Records from a data collection:
=== Begin Enclosure ===

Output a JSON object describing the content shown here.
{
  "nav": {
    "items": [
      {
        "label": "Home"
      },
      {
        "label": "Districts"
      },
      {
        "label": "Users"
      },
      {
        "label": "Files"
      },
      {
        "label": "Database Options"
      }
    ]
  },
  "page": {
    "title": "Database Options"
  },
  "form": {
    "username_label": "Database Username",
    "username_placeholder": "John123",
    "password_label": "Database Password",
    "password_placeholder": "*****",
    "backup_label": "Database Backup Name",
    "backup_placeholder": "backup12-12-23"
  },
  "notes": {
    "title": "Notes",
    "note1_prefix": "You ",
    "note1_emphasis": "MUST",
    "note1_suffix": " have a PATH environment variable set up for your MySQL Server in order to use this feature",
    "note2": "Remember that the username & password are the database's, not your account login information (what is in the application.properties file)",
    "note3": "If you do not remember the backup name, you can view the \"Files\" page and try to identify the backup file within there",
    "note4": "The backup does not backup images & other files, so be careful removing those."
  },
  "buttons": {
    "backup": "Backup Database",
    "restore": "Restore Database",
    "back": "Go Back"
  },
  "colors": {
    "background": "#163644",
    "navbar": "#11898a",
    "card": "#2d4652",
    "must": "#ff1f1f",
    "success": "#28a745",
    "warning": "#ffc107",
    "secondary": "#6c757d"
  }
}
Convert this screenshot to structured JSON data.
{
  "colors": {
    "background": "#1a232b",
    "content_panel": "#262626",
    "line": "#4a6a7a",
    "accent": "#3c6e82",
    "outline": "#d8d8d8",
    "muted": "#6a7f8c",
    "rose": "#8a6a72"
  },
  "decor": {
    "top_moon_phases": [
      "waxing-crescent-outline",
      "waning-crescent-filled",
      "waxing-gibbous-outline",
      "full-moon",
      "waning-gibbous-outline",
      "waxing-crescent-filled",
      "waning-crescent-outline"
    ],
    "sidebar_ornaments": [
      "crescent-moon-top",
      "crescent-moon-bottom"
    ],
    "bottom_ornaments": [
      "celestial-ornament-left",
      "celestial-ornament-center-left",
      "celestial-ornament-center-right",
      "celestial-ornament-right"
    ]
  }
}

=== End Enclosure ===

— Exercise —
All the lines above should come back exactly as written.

— Your response —
Output a JSON object describing the content shown here.
{
  "nav": {
    "items": [
      {
        "label": "Home"
      },
      {
        "label": "Districts"
      },
      {
        "label": "Users"
      },
      {
        "label": "Files"
      },
      {
        "label": "Database Options"
      }
    ]
  },
  "page": {
    "title": "Database Options"
  },
  "form": {
    "username_label": "Database Username",
    "username_placeholder": "John123",
    "password_label": "Database Password",
    "password_placeholder": "*****",
    "backup_label": "Database Backup Name",
    "backup_placeholder": "backup12-12-23"
  },
  "notes": {
    "title": "Notes",
    "note1_prefix": "You ",
    "note1_emphasis": "MUST",
    "note1_suffix": " have a PATH environment variable set up for your MySQL Server in order to use this feature",
    "note2": "Remember that the username & password are the database's, not your account login information (what is in the application.properties file)",
    "note3": "If you do not remember the backup name, you can view the \"Files\" page and try to identify the backup file within there",
    "note4": "The backup does not backup images & other files, so be careful removing those."
  },
  "buttons": {
    "backup": "Backup Database",
    "restore": "Restore Database",
    "back": "Go Back"
  },
  "colors": {
    "background": "#163644",
    "navbar": "#11898a",
    "card": "#2d4652",
    "must": "#ff1f1f",
    "success": "#28a745",
    "warning": "#ffc107",
    "secondary": "#6c757d"
  }
}
Convert this screenshot to structured JSON data.
{
  "colors": {
    "background": "#1a232b",
    "content_panel": "#262626",
    "line": "#4a6a7a",
    "accent": "#3c6e82",
    "outline": "#d8d8d8",
    "muted": "#6a7f8c",
    "rose": "#8a6a72"
  },
  "decor": {
    "top_moon_phases": [
      "waxing-crescent-outline",
      "waning-crescent-filled",
      "waxing-gibbous-outline",
      "full-moon",
      "waning-gibbous-outline",
      "waxing-crescent-filled",
      "waning-crescent-outline"
    ],
    "sidebar_ornaments": [
      "crescent-moon-top",
      "crescent-moon-bottom"
    ],
    "bottom_ornaments": [
      "celestial-ornament-left",
      "celestial-ornament-center-left",
      "celestial-ornament-center-right",
      "celestial-ornament-right"
    ]
  }
}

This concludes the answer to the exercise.